[Website and app data records]
....................
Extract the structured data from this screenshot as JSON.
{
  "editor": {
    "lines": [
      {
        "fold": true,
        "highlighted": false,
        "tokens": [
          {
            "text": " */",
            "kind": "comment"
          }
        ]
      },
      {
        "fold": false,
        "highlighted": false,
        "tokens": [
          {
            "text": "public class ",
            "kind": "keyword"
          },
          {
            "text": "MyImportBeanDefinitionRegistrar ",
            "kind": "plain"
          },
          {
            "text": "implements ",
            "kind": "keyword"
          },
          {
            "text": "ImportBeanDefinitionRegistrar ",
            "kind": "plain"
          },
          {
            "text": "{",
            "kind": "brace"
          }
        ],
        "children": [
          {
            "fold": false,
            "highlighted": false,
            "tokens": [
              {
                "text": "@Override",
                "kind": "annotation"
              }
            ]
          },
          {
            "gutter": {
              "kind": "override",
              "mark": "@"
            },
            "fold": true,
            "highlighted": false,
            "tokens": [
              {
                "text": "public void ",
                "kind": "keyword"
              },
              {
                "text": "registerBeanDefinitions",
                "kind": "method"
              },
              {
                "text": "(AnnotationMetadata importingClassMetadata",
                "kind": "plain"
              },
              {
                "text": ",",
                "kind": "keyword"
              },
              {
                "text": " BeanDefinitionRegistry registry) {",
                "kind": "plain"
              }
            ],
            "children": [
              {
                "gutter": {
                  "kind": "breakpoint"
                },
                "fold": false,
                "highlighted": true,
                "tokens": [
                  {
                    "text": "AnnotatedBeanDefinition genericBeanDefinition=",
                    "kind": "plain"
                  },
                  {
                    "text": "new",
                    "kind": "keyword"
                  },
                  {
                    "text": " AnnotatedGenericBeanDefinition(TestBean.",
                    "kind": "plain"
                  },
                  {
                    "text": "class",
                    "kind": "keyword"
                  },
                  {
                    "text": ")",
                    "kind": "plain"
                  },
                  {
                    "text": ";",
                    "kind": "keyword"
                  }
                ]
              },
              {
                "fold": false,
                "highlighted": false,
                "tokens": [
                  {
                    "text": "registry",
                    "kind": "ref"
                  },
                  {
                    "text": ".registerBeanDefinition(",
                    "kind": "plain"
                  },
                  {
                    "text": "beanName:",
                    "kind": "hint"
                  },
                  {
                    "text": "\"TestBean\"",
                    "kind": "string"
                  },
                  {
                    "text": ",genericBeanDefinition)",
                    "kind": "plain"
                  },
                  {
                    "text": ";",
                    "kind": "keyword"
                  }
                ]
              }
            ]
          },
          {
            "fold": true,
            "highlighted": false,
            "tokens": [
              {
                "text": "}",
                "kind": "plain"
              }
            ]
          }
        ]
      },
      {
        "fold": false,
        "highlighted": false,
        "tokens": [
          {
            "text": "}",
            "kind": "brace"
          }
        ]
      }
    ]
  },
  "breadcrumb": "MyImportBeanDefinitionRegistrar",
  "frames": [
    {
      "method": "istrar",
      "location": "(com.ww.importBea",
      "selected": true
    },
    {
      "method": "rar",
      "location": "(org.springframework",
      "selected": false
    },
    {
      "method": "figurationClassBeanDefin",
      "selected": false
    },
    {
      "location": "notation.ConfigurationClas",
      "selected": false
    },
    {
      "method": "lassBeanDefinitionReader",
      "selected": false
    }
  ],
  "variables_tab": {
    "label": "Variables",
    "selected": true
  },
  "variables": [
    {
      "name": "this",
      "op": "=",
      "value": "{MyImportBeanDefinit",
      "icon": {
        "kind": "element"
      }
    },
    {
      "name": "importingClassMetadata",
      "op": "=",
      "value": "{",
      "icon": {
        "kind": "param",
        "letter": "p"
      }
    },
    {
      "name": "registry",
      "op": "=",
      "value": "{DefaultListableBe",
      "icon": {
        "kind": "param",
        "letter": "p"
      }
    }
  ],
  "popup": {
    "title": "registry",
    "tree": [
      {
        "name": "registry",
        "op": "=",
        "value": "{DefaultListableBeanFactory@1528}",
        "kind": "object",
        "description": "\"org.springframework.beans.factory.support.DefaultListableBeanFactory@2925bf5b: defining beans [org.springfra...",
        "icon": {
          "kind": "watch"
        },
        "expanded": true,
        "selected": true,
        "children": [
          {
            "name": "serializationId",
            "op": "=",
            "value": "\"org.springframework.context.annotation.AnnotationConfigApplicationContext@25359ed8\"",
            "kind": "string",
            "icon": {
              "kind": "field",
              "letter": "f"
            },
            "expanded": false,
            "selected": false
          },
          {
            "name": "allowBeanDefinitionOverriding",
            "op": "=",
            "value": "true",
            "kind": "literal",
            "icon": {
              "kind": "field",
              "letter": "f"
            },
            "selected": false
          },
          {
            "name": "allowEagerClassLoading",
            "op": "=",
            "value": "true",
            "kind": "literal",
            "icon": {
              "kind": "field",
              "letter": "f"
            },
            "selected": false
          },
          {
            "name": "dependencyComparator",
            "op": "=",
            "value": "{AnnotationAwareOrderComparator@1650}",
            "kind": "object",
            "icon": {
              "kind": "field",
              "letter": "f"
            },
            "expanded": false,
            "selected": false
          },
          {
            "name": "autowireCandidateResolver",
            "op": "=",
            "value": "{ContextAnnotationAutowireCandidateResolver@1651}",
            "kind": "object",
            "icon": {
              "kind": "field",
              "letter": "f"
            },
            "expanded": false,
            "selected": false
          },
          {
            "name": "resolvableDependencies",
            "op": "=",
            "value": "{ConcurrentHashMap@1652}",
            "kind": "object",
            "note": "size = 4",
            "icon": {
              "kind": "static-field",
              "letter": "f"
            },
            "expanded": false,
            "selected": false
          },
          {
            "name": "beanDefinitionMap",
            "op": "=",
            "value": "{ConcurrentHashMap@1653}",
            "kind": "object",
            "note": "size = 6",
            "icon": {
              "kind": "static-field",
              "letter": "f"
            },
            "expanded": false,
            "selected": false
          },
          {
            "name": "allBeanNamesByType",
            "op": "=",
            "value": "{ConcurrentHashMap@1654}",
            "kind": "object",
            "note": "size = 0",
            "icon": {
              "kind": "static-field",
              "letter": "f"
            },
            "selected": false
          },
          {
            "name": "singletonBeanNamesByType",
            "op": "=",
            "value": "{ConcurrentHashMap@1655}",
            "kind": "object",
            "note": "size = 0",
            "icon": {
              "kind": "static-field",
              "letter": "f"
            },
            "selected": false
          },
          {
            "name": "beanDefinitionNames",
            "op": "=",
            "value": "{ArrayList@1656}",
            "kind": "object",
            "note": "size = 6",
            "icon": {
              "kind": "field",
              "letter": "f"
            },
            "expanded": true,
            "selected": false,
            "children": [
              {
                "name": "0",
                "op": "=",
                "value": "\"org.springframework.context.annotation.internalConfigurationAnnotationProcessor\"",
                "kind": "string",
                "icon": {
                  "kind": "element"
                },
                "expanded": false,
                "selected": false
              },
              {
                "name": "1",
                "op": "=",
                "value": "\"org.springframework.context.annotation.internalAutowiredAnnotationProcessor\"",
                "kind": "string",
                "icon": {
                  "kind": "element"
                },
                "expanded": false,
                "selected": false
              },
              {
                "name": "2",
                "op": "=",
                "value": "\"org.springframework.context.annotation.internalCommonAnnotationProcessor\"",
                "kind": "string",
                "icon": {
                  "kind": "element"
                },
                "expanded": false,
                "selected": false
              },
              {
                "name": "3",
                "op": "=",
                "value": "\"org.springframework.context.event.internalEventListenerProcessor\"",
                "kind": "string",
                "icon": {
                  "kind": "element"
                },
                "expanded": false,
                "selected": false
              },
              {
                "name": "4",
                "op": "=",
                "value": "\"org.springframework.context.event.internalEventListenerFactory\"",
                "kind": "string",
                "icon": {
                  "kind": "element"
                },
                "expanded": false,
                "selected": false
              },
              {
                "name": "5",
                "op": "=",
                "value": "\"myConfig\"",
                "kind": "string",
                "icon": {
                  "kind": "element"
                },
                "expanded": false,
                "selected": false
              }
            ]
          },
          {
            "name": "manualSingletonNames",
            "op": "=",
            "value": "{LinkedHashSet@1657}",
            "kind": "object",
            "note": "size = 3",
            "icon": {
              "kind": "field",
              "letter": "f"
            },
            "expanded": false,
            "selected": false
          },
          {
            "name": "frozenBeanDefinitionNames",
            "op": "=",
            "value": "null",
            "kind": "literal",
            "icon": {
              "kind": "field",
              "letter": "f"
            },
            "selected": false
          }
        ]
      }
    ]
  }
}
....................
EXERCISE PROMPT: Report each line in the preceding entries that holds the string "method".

RESPONSE TO THIS TASK:
                "kind": "method"
      "method": "istrar",
      "method": "rar",
      "method": "figurationClassBeanDefin",
      "method": "lassBeanDefinitionReader",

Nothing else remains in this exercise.